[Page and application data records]
──────────────────────────────
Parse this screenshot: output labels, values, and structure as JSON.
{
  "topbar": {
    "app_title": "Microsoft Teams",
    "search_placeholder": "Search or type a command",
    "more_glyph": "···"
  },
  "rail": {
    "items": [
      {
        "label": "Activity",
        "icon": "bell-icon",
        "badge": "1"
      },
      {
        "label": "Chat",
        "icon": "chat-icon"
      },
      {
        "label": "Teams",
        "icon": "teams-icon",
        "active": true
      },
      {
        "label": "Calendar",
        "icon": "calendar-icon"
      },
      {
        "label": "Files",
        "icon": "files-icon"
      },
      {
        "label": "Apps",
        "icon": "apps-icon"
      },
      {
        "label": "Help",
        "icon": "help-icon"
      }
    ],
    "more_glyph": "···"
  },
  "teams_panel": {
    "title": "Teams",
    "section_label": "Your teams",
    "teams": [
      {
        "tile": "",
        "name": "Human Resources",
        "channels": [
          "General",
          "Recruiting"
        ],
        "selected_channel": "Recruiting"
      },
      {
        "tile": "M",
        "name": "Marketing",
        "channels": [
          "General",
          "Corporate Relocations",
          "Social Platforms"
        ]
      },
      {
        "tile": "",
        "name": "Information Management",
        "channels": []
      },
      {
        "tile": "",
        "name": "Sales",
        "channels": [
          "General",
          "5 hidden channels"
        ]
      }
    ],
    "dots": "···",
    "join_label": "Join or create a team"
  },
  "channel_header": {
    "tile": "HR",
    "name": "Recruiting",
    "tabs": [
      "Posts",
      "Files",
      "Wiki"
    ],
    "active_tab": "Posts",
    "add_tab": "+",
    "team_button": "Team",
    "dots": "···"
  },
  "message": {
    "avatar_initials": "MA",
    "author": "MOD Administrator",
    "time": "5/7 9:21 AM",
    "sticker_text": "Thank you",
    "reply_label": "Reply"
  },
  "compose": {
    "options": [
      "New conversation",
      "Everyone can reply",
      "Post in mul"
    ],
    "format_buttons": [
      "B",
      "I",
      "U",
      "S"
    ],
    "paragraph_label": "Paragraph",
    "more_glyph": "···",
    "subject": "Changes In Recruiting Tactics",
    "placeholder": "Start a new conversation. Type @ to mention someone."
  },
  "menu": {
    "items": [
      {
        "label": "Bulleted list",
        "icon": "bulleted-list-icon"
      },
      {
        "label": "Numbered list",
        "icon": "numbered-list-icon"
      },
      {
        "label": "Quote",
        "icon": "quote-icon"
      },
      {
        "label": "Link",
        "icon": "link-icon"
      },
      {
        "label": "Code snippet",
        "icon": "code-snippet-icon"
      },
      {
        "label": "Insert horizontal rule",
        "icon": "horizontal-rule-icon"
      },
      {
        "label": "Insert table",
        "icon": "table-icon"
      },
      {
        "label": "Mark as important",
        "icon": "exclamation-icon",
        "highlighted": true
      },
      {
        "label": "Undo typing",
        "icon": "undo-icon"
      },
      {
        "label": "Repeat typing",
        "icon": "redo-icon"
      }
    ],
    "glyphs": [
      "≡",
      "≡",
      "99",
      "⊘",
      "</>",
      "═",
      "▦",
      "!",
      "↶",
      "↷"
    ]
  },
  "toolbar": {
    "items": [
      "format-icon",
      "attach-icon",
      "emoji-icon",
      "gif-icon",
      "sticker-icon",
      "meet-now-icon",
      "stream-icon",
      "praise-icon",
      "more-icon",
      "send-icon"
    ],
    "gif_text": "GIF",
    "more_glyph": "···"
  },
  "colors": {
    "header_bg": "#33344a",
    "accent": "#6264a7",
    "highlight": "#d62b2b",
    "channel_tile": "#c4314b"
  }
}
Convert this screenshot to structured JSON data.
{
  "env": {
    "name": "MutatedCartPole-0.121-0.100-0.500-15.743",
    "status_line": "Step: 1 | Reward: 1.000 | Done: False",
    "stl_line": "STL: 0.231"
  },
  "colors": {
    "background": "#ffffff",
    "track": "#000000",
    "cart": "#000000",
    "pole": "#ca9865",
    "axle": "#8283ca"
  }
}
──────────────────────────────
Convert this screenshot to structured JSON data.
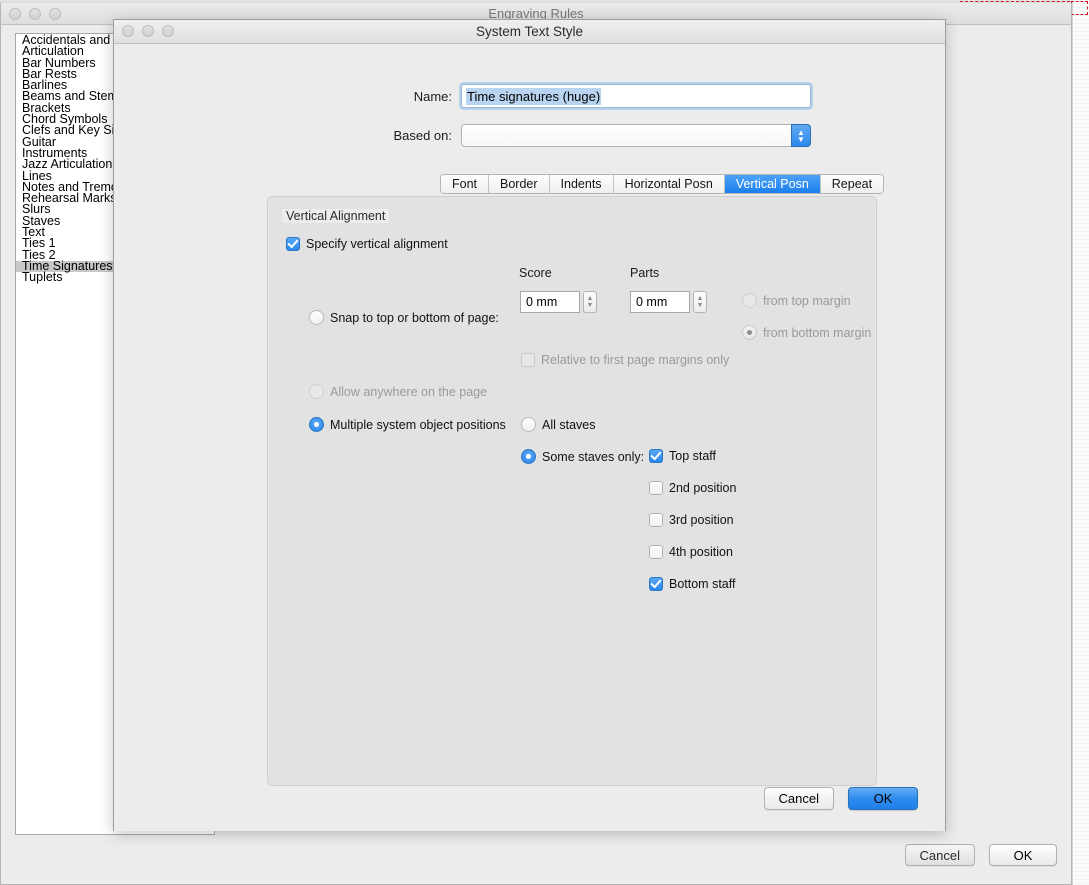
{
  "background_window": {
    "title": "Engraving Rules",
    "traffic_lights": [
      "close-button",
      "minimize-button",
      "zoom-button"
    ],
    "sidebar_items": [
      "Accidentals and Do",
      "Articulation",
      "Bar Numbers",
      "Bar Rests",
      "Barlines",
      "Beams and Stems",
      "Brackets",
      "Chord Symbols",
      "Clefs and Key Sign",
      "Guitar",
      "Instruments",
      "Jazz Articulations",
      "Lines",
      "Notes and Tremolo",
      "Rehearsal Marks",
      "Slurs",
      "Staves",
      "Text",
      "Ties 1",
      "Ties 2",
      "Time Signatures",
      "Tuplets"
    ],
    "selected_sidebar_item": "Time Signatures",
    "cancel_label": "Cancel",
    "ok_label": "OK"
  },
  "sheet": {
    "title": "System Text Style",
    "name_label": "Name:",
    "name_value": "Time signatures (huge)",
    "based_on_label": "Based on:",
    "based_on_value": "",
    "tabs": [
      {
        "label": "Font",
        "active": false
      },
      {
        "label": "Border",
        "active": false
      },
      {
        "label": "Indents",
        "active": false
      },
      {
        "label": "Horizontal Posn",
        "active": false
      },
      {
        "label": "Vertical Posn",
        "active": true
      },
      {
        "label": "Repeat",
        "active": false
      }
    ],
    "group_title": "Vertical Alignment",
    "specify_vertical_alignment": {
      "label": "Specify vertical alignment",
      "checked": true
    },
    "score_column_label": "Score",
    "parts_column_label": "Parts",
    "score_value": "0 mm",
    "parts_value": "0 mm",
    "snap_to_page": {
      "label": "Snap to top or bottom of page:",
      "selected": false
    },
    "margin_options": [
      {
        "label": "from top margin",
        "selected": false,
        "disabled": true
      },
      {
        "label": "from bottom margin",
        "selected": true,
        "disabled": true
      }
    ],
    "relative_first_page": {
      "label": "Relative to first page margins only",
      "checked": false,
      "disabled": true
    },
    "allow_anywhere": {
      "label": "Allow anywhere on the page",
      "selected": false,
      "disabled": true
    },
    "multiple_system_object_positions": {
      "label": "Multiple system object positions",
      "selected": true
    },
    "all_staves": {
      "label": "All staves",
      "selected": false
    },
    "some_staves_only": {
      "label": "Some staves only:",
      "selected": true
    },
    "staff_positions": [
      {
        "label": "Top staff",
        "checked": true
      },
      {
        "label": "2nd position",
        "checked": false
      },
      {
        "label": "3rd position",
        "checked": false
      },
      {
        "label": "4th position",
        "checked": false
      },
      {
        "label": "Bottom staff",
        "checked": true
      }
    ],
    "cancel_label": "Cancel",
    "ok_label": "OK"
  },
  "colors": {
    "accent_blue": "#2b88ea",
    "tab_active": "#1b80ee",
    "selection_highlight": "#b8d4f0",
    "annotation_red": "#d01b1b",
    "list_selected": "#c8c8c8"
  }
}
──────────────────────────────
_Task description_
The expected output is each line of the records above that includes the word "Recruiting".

_Answer space_
          "Recruiting"
        "selected_channel": "Recruiting"
    "name": "Recruiting",
    "subject": "Changes In Recruiting Tactics",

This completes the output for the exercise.